Female professors arrived at the first SFS Faculty Council meeting of the year dressed in white and ready to celebrate a historic moment. It was the first-ever faculty meeting to be chaired by a woman: Professor Carol Benedict.
In April, Benedict was elected from among the members of the Faculty Council to serve a three-year term as SFS Faculty Chair. In this role, Benedict serves as a liaison between faculty and the Dean’s Office, representing the faculty’s needs to the Dean and conveying information from the administration to the faculty.
Benedict arrived at Georgetown in 1995. At the time, there were many fewer women in the SFS than there are now, and most leadership positions were held by men. At the time, James Reardon-Anderson was serving as the first SFS Faculty Chair and was succeeded by Charles King, David Edelstein, Jeffrey Anderson, and Irfan Noorudin, “So, I was aware that I would be the first woman to serve in this particular position,” Benedict says.
Though previous faculty chairs “provided exemplary service,” Benedict is particularly inspired by other female faculty members in leadership positions, including former Georgetown Provost Dorothy Brown, former College Dean Jane McAullife, and Professor Carol Lancaster, who from 2010 to 2013 served as the first female dean of the SFS.

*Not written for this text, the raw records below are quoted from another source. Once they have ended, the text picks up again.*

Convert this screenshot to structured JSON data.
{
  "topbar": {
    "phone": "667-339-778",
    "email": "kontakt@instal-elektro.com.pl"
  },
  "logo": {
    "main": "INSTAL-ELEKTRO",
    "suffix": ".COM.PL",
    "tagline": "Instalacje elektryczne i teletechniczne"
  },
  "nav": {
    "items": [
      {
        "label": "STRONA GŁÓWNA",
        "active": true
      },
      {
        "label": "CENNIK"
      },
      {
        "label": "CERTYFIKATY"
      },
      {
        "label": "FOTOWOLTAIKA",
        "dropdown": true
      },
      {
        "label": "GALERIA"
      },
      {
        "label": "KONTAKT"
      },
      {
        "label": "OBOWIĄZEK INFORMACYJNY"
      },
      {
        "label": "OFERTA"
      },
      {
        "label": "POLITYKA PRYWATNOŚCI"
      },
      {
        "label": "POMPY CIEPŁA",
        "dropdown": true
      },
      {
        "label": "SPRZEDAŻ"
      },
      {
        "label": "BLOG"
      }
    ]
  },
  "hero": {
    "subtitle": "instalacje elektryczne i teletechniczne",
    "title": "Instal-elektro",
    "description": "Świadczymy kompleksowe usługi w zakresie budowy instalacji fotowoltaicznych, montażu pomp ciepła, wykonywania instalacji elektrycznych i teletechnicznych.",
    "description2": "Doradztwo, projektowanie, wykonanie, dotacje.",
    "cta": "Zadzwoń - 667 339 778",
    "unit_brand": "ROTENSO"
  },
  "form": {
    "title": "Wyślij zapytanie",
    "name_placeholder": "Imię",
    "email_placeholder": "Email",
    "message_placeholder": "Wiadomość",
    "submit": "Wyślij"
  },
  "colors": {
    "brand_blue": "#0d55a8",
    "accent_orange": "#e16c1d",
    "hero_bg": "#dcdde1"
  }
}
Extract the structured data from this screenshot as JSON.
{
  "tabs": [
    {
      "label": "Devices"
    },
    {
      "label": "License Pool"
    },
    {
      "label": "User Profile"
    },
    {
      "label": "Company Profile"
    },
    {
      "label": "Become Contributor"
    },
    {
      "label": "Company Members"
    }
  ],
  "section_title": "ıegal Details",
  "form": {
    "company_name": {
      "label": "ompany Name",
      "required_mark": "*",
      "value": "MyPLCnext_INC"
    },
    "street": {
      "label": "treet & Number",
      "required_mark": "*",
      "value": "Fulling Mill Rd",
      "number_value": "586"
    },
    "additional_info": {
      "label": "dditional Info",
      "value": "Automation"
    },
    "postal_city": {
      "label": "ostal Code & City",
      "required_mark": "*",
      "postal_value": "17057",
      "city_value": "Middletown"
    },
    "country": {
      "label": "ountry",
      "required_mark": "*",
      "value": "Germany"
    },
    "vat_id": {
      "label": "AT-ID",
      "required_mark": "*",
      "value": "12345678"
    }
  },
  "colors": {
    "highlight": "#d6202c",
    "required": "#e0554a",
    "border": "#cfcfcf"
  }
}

With these and other professors as role models, Benedict rose through the faculty ranks at Georgetown. She was promoted to associate professor in 1999, became a full professor in 2012, and was named the Sun Yat-Sen Professor of China Studies in 2018.
Benedict earned a bachelor’s degree from the University of California at Santa Cruz and went on to achieve a master’s degree in East Asian Studies and a doctorate in East Asian History, both from Stanford University. She taught at Williams College before arriving at Georgetown, where she now teaches on Chinese history, the Pacific world, and intersocietal relations.
Benedict has more than 40 years of experience as a woman in academia, and she recalls the ways she had been discriminated against as a high school student in the 1970s.
“A male teacher clearly favored the boys in the class, calling on them while ignoring the girls,” Benedict says. At the time, she was reading seminal texts like Simone Beauvoir’s The Second Sex and developing her identity as a feminist.
“One day in class, the teacher openly denigrated my intellectual abilities. After calling him out on this, I channeled my anger into my academic performance, which he had to acknowledge was excellent at the end of the year,” Benedict says.
Benedict describes how, in her experience, women have sometimes been held to higher standards than their male counterparts. “Unfortunately, girls and women often feel they have to ‘work harder’ to achieve the same recognition as boys and men.”
Goals as SFS Faculty Chair
Encounters such as those she experienced in high school made her determined to be taken seriously as a scholar, irrespective of her gender. This determination has served her well in her career. As Faculty Chair, Benedict aims to help other faculty achieve their professional goals.
In addition to strengthening faculty mentorship programs, Benedict also hopes to “emulate the efforts of past SFS Faculty Chairs by continuing to foster diversity in faculty hiring and to maintain a culture of inclusion within the School where people of different backgrounds and perspectives can thrive,” she says.
Benedict commends how Georgetown has improved at hiring and supporting female faculty members. “Today, nearly 40% of the tenure-line SFS faculty are women,” she says.
This progress, Benedict says, is in part due to recent initiatives that help faculty balance their careers and family lives. She highlights the Hoya Kids Learning Center—created in 1997 to provide childcare for university faculty, staff, and students—and the extension of New Parent Leave to non-tenure-line faculty.
“These policies have made a real difference for both men and women who have to juggle family and caregiving responsibilities with the demands of their professional lives,” Benedict says.
However, she emphasizes that there is still progress to be made. Benedict hopes that upcoming recommendations from the Task Force on Gender Equity, created in 2018 by Georgetown President John J. DeGioia, will lead to more policies focused on gender equity.
“I may be the first woman to serve in this role, but I am certain I will not be the last.”